Dr. Artemis Simopoulos is probably the most well known researcher in the field of omega-3 fatty acids. One of her excellent review articles is available (2), and it should be read to gain a great depth of information. At the bottom of this page you will notice that the two papers referenced on this page are available as free full texts from the publishers.

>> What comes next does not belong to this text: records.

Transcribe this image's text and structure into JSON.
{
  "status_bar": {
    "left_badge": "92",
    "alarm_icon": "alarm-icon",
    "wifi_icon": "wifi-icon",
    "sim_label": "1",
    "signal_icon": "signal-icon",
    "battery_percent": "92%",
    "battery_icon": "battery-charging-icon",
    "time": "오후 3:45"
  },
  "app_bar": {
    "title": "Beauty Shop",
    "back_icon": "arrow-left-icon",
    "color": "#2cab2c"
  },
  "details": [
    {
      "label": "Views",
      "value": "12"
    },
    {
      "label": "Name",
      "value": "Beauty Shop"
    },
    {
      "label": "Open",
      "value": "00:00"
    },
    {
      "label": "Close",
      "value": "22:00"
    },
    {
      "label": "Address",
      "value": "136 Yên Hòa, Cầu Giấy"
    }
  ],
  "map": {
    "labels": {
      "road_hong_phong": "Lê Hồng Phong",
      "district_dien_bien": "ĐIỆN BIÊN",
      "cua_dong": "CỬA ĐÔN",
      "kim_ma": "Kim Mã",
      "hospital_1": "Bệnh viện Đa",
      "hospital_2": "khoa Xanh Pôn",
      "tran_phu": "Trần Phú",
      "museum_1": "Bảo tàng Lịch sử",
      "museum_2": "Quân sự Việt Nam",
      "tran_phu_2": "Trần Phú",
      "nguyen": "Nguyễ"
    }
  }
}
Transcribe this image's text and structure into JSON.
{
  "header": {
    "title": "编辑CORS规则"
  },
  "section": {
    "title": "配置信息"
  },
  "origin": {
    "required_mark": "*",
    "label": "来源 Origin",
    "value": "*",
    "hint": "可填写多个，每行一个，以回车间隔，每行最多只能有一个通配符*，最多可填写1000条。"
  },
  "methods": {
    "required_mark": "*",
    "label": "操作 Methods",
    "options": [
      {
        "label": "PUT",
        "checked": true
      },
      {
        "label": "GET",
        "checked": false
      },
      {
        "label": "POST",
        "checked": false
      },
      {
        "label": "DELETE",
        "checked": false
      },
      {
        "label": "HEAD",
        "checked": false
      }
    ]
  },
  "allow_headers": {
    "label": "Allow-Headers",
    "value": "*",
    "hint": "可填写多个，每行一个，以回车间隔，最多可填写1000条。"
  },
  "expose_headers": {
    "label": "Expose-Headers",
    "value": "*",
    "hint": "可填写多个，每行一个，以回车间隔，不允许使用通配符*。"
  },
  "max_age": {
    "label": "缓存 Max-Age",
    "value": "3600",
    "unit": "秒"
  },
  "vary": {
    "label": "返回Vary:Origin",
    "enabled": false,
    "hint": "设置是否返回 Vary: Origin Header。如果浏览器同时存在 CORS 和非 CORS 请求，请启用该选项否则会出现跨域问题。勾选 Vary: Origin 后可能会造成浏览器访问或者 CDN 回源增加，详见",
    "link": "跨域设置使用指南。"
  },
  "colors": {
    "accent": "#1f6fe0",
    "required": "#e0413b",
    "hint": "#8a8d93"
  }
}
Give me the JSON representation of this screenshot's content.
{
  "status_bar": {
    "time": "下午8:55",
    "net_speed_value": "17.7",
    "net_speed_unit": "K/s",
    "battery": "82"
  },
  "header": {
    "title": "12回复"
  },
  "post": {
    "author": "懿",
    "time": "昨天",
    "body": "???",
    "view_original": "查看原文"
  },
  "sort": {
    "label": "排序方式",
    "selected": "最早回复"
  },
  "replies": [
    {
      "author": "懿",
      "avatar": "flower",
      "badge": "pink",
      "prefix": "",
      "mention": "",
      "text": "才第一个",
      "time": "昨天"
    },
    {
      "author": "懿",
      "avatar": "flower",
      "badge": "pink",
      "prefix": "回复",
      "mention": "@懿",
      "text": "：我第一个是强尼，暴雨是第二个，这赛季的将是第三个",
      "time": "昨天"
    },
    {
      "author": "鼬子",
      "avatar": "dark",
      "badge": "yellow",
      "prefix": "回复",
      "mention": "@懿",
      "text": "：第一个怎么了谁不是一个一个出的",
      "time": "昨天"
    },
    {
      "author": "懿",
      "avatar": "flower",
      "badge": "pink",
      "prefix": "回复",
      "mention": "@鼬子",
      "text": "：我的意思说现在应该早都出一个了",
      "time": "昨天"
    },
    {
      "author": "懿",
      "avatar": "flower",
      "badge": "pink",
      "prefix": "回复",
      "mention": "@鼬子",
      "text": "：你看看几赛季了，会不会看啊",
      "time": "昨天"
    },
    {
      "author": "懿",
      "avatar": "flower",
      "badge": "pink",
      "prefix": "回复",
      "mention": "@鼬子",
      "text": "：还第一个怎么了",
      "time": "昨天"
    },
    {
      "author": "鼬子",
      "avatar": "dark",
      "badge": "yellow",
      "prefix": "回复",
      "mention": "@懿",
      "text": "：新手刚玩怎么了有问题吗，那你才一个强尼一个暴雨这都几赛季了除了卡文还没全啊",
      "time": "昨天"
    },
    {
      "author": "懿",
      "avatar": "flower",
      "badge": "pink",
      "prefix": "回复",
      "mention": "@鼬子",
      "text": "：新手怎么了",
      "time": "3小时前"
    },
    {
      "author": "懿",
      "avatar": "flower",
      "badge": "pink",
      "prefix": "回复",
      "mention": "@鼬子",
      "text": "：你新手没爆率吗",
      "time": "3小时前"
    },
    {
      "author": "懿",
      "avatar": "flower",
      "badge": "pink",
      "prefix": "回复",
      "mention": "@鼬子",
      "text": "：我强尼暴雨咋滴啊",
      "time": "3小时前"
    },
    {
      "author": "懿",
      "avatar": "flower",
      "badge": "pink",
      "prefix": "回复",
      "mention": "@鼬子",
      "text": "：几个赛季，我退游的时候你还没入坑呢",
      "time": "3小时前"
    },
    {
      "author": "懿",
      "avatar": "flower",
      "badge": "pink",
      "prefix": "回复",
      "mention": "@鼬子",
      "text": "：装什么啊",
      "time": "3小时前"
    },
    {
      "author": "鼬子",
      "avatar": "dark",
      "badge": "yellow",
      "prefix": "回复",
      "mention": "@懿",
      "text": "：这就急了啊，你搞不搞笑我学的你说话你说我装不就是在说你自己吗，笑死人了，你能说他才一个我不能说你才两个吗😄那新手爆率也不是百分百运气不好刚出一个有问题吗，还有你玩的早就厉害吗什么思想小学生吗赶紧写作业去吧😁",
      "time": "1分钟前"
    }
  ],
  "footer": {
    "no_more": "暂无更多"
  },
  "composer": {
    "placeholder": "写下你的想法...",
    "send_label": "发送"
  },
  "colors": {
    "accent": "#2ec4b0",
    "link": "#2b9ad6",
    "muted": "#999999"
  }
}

We typically think of eating n-6 and n-3 fatty acids in the context of their ratio within a given food. The general goal is to eat a diet that leads to an overall ratio that is below 4:1. The "ideal" goal is to eat a 1:1 ratio of n-6:n-3 fatty acids. We can approach this ratio by eating in the fashion discussed in The DeFlame Diet. Here are lists of foods with Anti-inflammatory and Pro-inflammatory ratios (3-5):


Foods with Anti-Inflammatory Ratios

1:1  Green vegetables

3:1  Fruit

3:1  White potato

4:1  Sweet potato

3-5:1  Grass-fed meat

3:1  Wild game

1:1  Wild-caught fish

2:1  Farmed-raised Salmon

1:3  Flax seeds

1:3  Chia seeds

2:1  Hemp seeds


Foods with Pro-Inflammatory Ratios

5:1 [or worse]  Nuts

5:1 [or worse]  Grain-fed meat

15:1  Grain-fed chicken (white meat)

17:1 Grain-fed chicken (dark meat)

20:1  ALL grains (wheat, rye, oats, rice, etc.)

60:1  Potato and corn chips etc.

70:1  n-6 seeds and seed oils 


An examination of the above foods will lead most to realize that it is very difficult to achieve an optimum n-6:n-3 ratio with diet alone. Notice that potato chips, corn chips and similar foods are a total disaster. The seed oils to avoid that have a 70:1 or worse ratio include the oil from corn, sunflower, safflower, and cottonseed. The oil from peanut (a legume) is also worse than 70:1. 

Avoiding omega-6 foods and supplementing the diet with 1-2 grams of EPA-DHA is safe and highly recommended by most.

Fish oil is best taken at the beginning of the meal. There are no known risks or problematic drug interactions when taking n-3 supplements, which is one of the reasons they are so widely recommended. Only those taking powerful blood thinning agents, such as coumadin, may need to worry, as fish oil can further “thin” the blood and potentially lead to vascular problems. Consult with your physician if you are taking coumadin or any other anti-coagulant/blood thinning agents.



1. Foran SE, Flood JG, Lewandrowski KB. Measurement of mercury levels in concentrated over-the-counter fish oil preparations: Is fish oil healthier than fish? Arch Pathol Lab Med 2003; 127:1603-05.

2. Simopoulos AP. The importance of the omega-6/omega-3 fatty acid ratio in cardiovascular disease and other chronic diseases. Exp Biol Med. 2008;233(6):674-88.

3. Hands ES. Nutrients in food. Philadelphia: Lippincott Williams & Wilkins; 2000

4. Enig MG. Know your fats. Silver Spring: Bethesda Press; 2000: p. 123, 142, 280-292

5. Cordain L, Watkins BA, Florant GL, Kehler M, Rogers L, Li Y. Fatty acid analysis of wild ruminant tissues: Evolutionary implications for reducing diet-related chronic disease. Eur J Clin Nutr. 2002; 56:181-191.